Officials say Irma's center will move over the western Florida peninsula Monday morning, and further into the southeast US later Monday evening. FEMA chief Brock Long has said some places won't have electricity for weeks.

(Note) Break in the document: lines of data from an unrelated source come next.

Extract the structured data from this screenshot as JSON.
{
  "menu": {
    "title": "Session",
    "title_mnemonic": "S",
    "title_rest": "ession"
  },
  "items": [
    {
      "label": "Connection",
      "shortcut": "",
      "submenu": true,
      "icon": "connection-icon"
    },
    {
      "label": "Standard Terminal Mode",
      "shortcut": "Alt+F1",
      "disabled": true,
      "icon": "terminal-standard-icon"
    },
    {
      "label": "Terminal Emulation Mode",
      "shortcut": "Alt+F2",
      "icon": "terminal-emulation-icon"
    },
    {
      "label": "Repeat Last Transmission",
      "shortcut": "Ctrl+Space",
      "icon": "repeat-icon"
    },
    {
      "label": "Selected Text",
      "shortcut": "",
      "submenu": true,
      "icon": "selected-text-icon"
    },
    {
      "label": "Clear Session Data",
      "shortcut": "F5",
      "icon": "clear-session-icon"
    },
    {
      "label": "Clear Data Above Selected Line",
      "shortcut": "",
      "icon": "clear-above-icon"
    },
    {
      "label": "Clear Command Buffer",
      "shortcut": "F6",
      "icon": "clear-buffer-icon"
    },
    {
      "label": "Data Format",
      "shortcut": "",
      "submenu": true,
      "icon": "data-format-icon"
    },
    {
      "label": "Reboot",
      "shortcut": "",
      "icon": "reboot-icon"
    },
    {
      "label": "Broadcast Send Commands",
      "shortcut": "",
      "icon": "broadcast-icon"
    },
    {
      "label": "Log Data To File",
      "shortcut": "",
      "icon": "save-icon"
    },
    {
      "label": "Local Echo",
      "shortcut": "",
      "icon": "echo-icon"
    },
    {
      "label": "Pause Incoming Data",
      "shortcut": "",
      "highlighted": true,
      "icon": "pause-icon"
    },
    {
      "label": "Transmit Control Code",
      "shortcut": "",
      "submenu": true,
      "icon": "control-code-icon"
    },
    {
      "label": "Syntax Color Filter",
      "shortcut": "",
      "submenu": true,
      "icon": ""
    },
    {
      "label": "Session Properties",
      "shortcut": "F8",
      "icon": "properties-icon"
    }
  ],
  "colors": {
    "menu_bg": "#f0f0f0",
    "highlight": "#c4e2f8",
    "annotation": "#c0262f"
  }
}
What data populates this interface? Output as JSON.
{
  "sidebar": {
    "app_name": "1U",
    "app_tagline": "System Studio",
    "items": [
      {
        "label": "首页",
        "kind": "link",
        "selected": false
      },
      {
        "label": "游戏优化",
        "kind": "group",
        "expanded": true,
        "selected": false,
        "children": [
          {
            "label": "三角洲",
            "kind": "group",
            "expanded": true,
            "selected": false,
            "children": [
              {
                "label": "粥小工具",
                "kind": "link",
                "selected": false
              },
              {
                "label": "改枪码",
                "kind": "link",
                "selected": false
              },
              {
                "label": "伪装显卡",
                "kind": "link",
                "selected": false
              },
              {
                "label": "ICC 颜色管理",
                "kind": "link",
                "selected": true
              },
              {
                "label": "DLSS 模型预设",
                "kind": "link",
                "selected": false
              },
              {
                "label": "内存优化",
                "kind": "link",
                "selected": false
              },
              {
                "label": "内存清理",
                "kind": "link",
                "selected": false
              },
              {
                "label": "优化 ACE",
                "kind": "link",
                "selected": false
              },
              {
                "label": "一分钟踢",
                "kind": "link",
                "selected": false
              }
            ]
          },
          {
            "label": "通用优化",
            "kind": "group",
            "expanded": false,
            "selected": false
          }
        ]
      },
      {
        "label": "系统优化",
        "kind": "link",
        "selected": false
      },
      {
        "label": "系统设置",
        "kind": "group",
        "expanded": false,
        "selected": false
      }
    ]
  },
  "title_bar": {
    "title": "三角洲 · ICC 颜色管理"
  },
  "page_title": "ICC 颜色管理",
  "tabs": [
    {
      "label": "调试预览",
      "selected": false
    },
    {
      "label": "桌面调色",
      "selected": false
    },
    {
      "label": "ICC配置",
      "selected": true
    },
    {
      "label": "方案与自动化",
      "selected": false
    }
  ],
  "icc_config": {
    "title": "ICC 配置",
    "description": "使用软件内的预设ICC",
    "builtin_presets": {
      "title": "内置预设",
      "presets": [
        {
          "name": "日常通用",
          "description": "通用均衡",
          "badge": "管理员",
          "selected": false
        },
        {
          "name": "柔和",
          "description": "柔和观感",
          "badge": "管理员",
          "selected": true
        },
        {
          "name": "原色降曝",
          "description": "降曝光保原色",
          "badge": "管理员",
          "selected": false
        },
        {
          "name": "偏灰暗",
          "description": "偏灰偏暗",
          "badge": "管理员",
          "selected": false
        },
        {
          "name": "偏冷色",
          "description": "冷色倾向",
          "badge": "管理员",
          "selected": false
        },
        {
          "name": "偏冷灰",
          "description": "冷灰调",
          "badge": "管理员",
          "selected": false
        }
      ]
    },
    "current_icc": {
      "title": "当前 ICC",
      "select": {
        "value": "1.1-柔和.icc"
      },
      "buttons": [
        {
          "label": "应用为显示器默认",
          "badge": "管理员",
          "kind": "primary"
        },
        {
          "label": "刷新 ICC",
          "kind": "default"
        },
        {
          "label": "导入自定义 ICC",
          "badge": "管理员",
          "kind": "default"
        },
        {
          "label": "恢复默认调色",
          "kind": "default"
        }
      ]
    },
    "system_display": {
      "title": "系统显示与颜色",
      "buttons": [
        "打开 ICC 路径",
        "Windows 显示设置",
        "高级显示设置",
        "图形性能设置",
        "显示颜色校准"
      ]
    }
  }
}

State media reported about 1 million people were evacuated from high-risk flood areas.

- In Venice, Florida, the water plant was shut down after it was damaged by the storm.

Irma was downgraded to a tropical storm with winds of up to 70mph as it moved into Georgia and SC.

Jacksonville Mayor Lenny Curry said during a briefing Monday afternoon that people shouldn't be trying to ride out the flooding that has followed Irma.

Tropical storm force winds are forecast to reach the Islands by Thursday night, and will lash Florida, Georgia and the Carolinas by Friday night.

It cut a devastating track across 10 Caribbean countries and territories, killing at least 28 people there.